Having exploded from a small underground street-jazz sound in New York City, The Liquid Blu
universe has been expanding at a dizzying pace. The new york city ensemble's
trademark mixture of jazz and urban dance music has virtually outgrown the term "acid jazz," incorporating everything from
hard-bop to hip-hop in their celebrated sound. New York Press magazine says Liquid blu "sweeps
the mold and mildew out of jazz-funk and breathes it back to glorious life." With a marathon touring schedule that has included
everything from performing at the New York City Jazz to headlining the first acid-jazz performance at
the Newport Jazz Festival, Liquid blu has evolved into an intuitively tight outfit that knows no stylistic limitations.
The amalgamation of genres created by the 6-piece collective is a blend of pure musicianship, a fiercely passionate fire and
the inherent fun of a pure dance groove.
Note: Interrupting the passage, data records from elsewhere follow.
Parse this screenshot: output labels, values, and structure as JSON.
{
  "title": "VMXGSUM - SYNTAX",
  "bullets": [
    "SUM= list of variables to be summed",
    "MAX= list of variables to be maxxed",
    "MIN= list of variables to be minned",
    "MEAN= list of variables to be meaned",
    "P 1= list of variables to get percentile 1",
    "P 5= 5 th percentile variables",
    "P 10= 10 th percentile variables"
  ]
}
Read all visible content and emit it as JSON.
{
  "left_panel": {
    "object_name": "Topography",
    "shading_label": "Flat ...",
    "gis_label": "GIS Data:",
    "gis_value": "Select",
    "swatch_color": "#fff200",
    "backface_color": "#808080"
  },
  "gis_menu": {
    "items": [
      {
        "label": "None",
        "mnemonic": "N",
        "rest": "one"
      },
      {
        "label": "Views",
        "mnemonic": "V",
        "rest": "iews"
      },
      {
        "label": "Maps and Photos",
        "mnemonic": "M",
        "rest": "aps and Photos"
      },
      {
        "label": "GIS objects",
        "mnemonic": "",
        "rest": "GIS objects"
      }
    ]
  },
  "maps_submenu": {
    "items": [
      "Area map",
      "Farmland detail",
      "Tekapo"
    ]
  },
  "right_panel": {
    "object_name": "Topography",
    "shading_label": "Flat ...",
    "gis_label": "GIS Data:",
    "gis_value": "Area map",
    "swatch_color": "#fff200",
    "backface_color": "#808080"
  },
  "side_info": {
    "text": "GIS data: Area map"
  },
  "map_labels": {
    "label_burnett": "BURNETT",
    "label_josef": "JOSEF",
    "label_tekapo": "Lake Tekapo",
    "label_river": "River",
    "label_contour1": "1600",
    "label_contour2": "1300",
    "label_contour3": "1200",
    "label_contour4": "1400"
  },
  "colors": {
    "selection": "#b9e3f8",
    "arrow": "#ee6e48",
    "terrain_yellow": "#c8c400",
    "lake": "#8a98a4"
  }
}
The result is a unique live music experience that draws a diverse legion of fans,
spanning across multiple age and ethnic groups.
At long last, Liquid blu is back with the follow-up
to its 2000 CD, Funky People. the band's fourth recording, gives evidence that the dynamic unit has continued
to develop its infectious trademark sound and take it to new heights. Liquid blu called on the help of Grammy-nominated
producer Maurice Joshua (N'Sync and Destiny's Child) and Frayne P. Lewis, the son of Ramsey Lews, this time around. The result
is a fresh mix of butt-kicking jams, driving jazz-inspired tracks and hot dance numbers. Fans of Liquid Blu will be thrilled
by the album's extra live tracks which capture the sheer magnetic energy of the band. Highlights include "5th AVE Groove,"
the rambunctious opener with the killer horn intro and thumping bass; "Sun Ra," the smooth and ethereal tribute to the celestial
king; "Nina," the funky spoken-word track reminiscent of Deborah Harry's "Rapture"; and the overpowering and live dance track
"Pick up the Phone."
The story of Liquid Blu goes back to 1994, when the
band was at the forefront of a surging acid-jazz movement in the greater East. Evolving
from free-form hip-hop jams, the band coalesced spontaneously and soon found a home every Sunday night at New York's Elbo Room. Word spread fast, attracting like-minded individuals to the small stage from far
and wide. Thanks to these auspicious marathons, Liquid Blu soon solidified into
a steady working unit.
The group quickly morphed well beyond their improv-oriented acid
jazz beginnings, and their do-it-yourself debut ("Liquid Blu") was quickly picked up and distributed by Che-Che
Records. . They relocated their perennial Sunday night show to the Groove Cafe and held it for almost four years
(Feb. 1996 to Dec. 1999), rarely missing a Sunday even while playing nearly 200 gigs a year throughout the United States and
Canada, plus performances in Germany, Turkey and Japan. Along the way, the band has gone on to both critical and national
acclaim. They have opened for Tito Puente, and twice rocked the Puerto Rico jazz festivel
Live or in the studio, playing it hard or smooth, Liquid Blu
is a fiery concoction of classy soloists, heavy rhythm merchants and hip-hop cognoscenti. They are in a group that thrives
on contact with their audience. One cannot help being moved by Liquid Blu's ongoing party philosophy. The band's
in-the-tradition repertoire extends from classic compositions by Ornette Coleman and Miles Davis to excursions on the latest
breakbeats and mad samples. They continue to bridge the musical gap between standard jazz improvisation and urban rhythm.
And as always, the band stays true to its roots with a continued philosophy of bringing jazz back to the dance floor.